Published February 6, 2005
A Michigan company, Weyco Inc., has made national headlines by firing employees who smoke. We’re not talking about firing employees who disregard posted non-smoking signs on company property. Weyco’s policy dictates that employees are not allowed to smoke. Period. Employees found in violation of this policy have been fired.
Some believe that the policy will be challenged. The American Civil Liberties Union has gone on record denouncing the company’s actions. However, they admit that it’s possible that legal challenges will fail since there is no federal law banning such a practice nor does Michigan have any statutes protecting smokers’ rights. Others have indicated that the practice may be challenged as a violation of the Americans with Disabilities Act, although proving that smoking is a disability would appear to be an uphill battle.
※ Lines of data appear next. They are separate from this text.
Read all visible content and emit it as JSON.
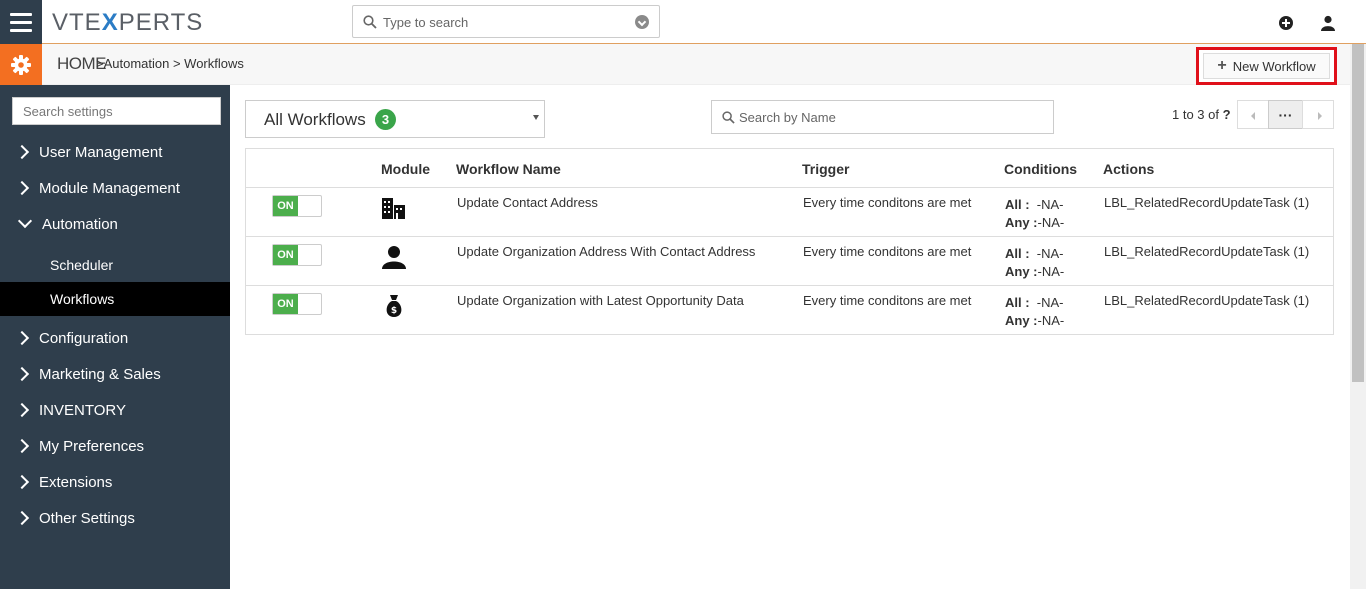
{
  "app": {
    "logo": {
      "prefix": "VTE",
      "x": "X",
      "suffix": "PERTS"
    },
    "global_search_placeholder": "Type to search"
  },
  "breadcrumb": {
    "home": "HOME",
    "rest": ">Automation >  Workflows"
  },
  "toolbar": {
    "new_workflow_label": "New Workflow"
  },
  "sidebar": {
    "search_placeholder": "Search settings",
    "items": [
      {
        "label": "User Management"
      },
      {
        "label": "Module Management"
      },
      {
        "label": "Automation"
      },
      {
        "label": "Configuration"
      },
      {
        "label": "Marketing & Sales"
      },
      {
        "label": "INVENTORY"
      },
      {
        "label": "My Preferences"
      },
      {
        "label": "Extensions"
      },
      {
        "label": "Other Settings"
      }
    ],
    "sub_items": [
      {
        "label": "Scheduler"
      },
      {
        "label": "Workflows"
      }
    ]
  },
  "filter": {
    "label": "All Workflows",
    "count": "3"
  },
  "name_search_placeholder": "Search by Name",
  "pager": {
    "text": "1 to 3  of",
    "total": "?",
    "more": "···"
  },
  "table": {
    "headers": [
      "Module",
      "Workflow Name",
      "Trigger",
      "Conditions",
      "Actions"
    ],
    "rows": [
      {
        "status": "ON",
        "module_icon": "building-icon",
        "name": "Update Contact Address",
        "trigger": "Every time conditons are met",
        "all_label": "All :",
        "all_value": "-NA-",
        "any_label": "Any :",
        "any_value": "-NA-",
        "actions": "LBL_RelatedRecordUpdateTask (1)"
      },
      {
        "status": "ON",
        "module_icon": "person-icon",
        "name": "Update Organization Address With Contact Address",
        "trigger": "Every time conditons are met",
        "all_label": "All :",
        "all_value": "-NA-",
        "any_label": "Any :",
        "any_value": "-NA-",
        "actions": "LBL_RelatedRecordUpdateTask (1)"
      },
      {
        "status": "ON",
        "module_icon": "money-bag-icon",
        "name": "Update Organization with Latest Opportunity Data",
        "trigger": "Every time conditons are met",
        "all_label": "All :",
        "all_value": "-NA-",
        "any_label": "Any :",
        "any_value": "-NA-",
        "actions": "LBL_RelatedRecordUpdateTask (1)"
      }
    ]
  },
  "colors": {
    "sidebar_bg": "#2f3e4c",
    "accent_orange": "#f36f21",
    "toggle_on": "#4cae4c",
    "badge_green": "#3aa54a",
    "highlight_red": "#e0101a"
  }
}
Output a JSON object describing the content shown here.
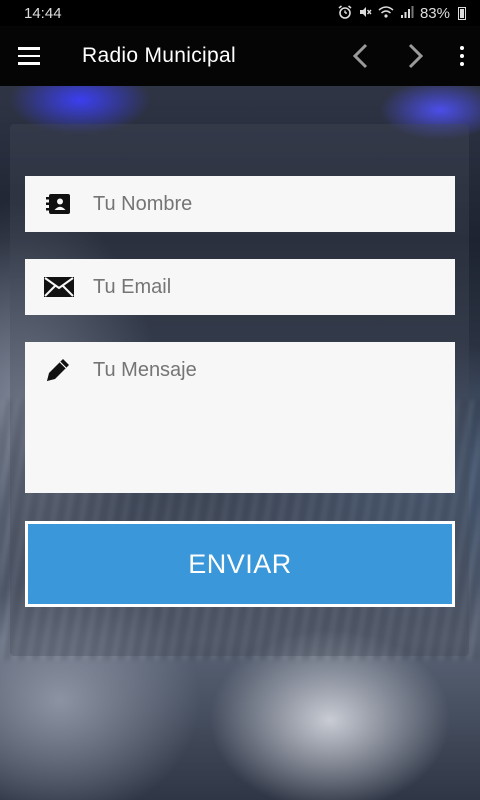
{
  "status_bar": {
    "time": "14:44",
    "icons": [
      "alarm-icon",
      "mute-icon",
      "wifi-icon",
      "signal-icon"
    ],
    "battery_percent": "83%"
  },
  "app_bar": {
    "title": "Radio Municipal",
    "icons": [
      "menu-icon",
      "chevron-left-icon",
      "chevron-right-icon",
      "more-vert-icon"
    ]
  },
  "form": {
    "name_placeholder": "Tu Nombre",
    "email_placeholder": "Tu Email",
    "message_placeholder": "Tu Mensaje",
    "submit_label": "ENVIAR",
    "icons": [
      "contact-card-icon",
      "envelope-icon",
      "pencil-icon"
    ]
  },
  "colors": {
    "app_bar": "#050505",
    "submit_button": "#3a97d9",
    "field_background": "#f7f7f7"
  }
}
Weyco, based in Okemos, MI, can be credited with giving employees plenty of advance notice. Employees were told in 2003 that the company would be moving in this direction. Weyco offered smoking cessation programs to smokers. They also stopped hiring smokers. The headlines came when they fired employees for refusing to submit to a nicotine test to prove that they were tobacco-free.
The company’s homepage states, “Weyco, Inc. believes in having a proactive plan for promoting healthy lifestyles for employees. Healthy employees are more productive and, long term, healthcare costs can be lessened.”
Illinois employers face restrictions that do not exist in Michigan. The Illinois Right to Privacy in the Workplace Act makes it “unlawful for an employer to refuse to hire or to discharge any individual, or otherwise disadvantage any individual, with respect to compensation, terms, conditions or privileges of employment because the individual uses lawful products off the premises of the employer during nonworking hours.”
The Illinois Administrative Code states that “lawful products shall include, but shall not be limited to, all tobacco products, all alcoholic beverages, all food products, all over-the-counter drugs, and any drugs lawfully prescribed by the employee’s own physician. Provided, however, that any use or over-consumption of these lawful products that directly impairs the performance of the employee at the workplace shall not be protected under this Act.”
While it will be interesting to see how things play out at
Weyco, Inc., employers with operations in Illinois must limit smoking prohibitions to
policies that prohibit use of tobacco and alcohol on company property or on
company time. Employers with operations outside Illinois should be aware that
there are twenty-eight other states that have laws protecting smokers' rights. Any
consideration of policy changes in other states that would negatively impact
smokers should be accompanied by research into state and local statutes covering